■ Task requirements ■
Return the lines below that carry the word "Structured".

■ Records from a data source ■
◇ ◇ ◇ ◇ ◇

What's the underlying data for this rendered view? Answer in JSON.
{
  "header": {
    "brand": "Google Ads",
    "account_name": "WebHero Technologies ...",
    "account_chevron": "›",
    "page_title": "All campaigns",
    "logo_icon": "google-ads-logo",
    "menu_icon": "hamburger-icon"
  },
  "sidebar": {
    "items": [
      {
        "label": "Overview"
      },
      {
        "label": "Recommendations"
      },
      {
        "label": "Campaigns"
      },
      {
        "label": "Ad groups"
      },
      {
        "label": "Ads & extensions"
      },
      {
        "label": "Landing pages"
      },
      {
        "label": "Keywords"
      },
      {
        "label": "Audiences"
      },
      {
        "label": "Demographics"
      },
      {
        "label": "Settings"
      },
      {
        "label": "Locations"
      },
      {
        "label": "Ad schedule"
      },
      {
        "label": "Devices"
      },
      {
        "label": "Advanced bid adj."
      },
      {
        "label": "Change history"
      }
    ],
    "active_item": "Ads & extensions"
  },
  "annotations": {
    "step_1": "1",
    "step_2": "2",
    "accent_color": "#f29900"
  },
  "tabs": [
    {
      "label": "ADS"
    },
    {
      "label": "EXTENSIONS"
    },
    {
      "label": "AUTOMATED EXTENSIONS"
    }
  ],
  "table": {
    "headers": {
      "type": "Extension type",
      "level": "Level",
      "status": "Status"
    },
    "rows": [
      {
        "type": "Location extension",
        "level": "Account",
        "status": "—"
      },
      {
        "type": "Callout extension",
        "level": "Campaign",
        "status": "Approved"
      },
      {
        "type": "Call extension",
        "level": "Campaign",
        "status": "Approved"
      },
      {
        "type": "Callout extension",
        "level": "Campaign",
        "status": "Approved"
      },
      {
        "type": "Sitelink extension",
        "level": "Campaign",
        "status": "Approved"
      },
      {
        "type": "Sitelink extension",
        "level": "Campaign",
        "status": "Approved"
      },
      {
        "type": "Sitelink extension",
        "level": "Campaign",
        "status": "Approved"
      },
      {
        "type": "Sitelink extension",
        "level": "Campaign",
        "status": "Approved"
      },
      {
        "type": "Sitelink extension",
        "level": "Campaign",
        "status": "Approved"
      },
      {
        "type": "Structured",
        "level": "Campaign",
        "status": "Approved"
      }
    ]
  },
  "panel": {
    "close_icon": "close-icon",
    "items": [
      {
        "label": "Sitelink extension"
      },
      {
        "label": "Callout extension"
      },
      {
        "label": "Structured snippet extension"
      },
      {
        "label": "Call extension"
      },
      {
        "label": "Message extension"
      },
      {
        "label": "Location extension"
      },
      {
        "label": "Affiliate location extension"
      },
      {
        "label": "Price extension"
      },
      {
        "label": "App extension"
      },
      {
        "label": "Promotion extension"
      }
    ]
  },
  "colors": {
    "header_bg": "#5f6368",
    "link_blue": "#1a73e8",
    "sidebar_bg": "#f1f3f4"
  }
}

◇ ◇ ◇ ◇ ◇

■ Written solution ■
        "type": "Structured",
        "label": "Structured snippet extension"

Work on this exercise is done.